Furthermore, the idea that Islam proposes, and that Roman Catholicism proposes, that good works will somehow appease God and earn His favor, earn salvation—it’s not rational! Because you can’t make up for breaking the law in the past by keeping the law in the future. This is why the Bible says, “By the deeds of the law, no one can be justified.” The law can only tell you where you failed. It can’t make up for the fact that you failed.
So, Tom, these are irreconcilable differences, and for someone to insist that they’re not going to follow what God says, they’re not going to follow the Bible, they’re not going to follow logic—but just like a person who’s driving the wrong way down a one-way street, and they are insisting that they are going in the right direction even though they’ve got arrows pointing in the other direction—I have found, Tom, and it’s a sad situation . . .
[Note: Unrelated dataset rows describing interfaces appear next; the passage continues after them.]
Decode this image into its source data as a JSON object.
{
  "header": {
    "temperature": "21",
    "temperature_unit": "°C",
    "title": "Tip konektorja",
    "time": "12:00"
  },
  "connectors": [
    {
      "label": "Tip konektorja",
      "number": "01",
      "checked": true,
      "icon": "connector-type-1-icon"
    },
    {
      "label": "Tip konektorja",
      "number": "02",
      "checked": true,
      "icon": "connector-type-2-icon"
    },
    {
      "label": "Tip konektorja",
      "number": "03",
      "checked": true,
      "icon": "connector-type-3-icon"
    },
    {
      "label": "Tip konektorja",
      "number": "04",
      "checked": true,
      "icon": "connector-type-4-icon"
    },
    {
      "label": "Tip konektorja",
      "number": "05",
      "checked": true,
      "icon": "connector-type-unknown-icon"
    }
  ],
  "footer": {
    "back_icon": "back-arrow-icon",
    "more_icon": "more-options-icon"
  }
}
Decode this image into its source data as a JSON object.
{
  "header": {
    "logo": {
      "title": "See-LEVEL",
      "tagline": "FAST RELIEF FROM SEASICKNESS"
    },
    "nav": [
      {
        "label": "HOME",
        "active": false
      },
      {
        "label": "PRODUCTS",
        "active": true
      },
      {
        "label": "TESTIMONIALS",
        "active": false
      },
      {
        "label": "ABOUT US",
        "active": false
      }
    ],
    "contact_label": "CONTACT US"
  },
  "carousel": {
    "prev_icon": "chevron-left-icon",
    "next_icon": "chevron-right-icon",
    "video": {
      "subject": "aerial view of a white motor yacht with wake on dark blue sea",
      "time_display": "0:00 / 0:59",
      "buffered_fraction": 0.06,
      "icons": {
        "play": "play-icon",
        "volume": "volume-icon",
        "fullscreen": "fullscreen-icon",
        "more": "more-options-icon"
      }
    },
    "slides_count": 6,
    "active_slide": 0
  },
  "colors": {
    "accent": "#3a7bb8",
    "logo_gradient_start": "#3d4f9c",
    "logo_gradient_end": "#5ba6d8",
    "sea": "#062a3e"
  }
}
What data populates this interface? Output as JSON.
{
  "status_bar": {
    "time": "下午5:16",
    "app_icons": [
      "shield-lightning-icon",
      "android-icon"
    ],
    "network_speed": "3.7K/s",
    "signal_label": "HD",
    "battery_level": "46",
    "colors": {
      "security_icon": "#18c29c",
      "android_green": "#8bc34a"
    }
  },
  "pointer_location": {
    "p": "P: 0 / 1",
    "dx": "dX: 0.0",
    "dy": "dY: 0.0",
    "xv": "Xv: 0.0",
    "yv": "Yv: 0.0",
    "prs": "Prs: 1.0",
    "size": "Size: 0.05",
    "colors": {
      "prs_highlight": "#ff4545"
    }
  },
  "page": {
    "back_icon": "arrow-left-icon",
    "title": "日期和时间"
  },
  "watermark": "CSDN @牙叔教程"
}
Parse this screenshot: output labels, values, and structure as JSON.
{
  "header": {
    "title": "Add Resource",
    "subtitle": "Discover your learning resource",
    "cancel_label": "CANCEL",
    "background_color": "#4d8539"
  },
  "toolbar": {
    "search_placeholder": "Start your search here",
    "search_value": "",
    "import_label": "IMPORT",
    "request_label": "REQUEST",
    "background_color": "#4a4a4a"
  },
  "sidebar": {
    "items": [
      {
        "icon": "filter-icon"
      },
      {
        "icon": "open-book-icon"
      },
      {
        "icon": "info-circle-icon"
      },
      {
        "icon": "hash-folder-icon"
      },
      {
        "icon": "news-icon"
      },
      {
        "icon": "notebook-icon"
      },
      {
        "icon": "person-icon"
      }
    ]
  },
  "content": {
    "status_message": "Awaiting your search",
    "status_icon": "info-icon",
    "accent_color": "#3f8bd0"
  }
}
Tom: Dave, just to jump in—this one way street—the problem is there are a lot of people on it going the wrong way.
Dave: Unfortunately, right.
Tom: And that makes it look feasible.
Dave: I have found that—and I have to be careful that I don’t become like this myself—most people believe what they want to believe. You watch two people having a debate or a discussion, even. Neither one is listening to the other very often. Each one is just waiting for the other one to pause for a breath to jump in and say what he wants to say. No one is being convinced. I find that people generally believe what they want to believe. It’s like that old sign when I was in the business world fifty years ago—we used to have it on a desk: “Don’t confuse me with facts. My mind is made up!”
Well, I hope that people will go by the evidence and will search the Scriptures daily to see whether these things are so.